* _YOUR ASSIGNMENT_
In your answer, every line of the records should be written out exactly.

* _RECORD SET_
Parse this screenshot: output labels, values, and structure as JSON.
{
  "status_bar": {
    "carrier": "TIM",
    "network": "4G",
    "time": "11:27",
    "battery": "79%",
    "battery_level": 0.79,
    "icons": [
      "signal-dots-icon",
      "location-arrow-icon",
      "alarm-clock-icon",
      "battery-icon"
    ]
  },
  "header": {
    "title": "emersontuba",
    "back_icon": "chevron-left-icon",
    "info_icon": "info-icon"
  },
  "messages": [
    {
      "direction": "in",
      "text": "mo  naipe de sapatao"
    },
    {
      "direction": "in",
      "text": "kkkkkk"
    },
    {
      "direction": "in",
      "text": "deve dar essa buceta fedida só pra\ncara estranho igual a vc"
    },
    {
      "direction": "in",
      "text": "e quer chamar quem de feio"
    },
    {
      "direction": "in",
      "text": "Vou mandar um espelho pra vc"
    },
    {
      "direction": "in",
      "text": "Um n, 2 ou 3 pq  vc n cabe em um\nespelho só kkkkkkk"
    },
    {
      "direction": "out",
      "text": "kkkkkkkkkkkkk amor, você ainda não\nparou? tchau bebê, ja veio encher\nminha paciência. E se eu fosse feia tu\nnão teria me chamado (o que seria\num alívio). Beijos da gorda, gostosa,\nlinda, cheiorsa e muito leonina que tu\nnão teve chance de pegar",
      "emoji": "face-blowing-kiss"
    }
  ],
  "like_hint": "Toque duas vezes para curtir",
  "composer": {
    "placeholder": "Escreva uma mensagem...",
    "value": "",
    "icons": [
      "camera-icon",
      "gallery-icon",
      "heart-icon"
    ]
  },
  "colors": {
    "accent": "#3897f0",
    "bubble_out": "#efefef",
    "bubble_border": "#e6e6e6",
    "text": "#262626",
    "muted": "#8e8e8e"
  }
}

* _ANSWER_
Parse this screenshot: output labels, values, and structure as JSON.
{
  "status_bar": {
    "carrier": "TIM",
    "network": "4G",
    "time": "11:27",
    "battery": "79%",
    "battery_level": 0.79,
    "icons": [
      "signal-dots-icon",
      "location-arrow-icon",
      "alarm-clock-icon",
      "battery-icon"
    ]
  },
  "header": {
    "title": "emersontuba",
    "back_icon": "chevron-left-icon",
    "info_icon": "info-icon"
  },
  "messages": [
    {
      "direction": "in",
      "text": "mo  naipe de sapatao"
    },
    {
      "direction": "in",
      "text": "kkkkkk"
    },
    {
      "direction": "in",
      "text": "deve dar essa buceta fedida só pra\ncara estranho igual a vc"
    },
    {
      "direction": "in",
      "text": "e quer chamar quem de feio"
    },
    {
      "direction": "in",
      "text": "Vou mandar um espelho pra vc"
    },
    {
      "direction": "in",
      "text": "Um n, 2 ou 3 pq  vc n cabe em um\nespelho só kkkkkkk"
    },
    {
      "direction": "out",
      "text": "kkkkkkkkkkkkk amor, você ainda não\nparou? tchau bebê, ja veio encher\nminha paciência. E se eu fosse feia tu\nnão teria me chamado (o que seria\num alívio). Beijos da gorda, gostosa,\nlinda, cheiorsa e muito leonina que tu\nnão teve chance de pegar",
      "emoji": "face-blowing-kiss"
    }
  ],
  "like_hint": "Toque duas vezes para curtir",
  "composer": {
    "placeholder": "Escreva uma mensagem...",
    "value": "",
    "icons": [
      "camera-icon",
      "gallery-icon",
      "heart-icon"
    ]
  },
  "colors": {
    "accent": "#3897f0",
    "bubble_out": "#efefef",
    "bubble_border": "#e6e6e6",
    "text": "#262626",
    "muted": "#8e8e8e"
  }
}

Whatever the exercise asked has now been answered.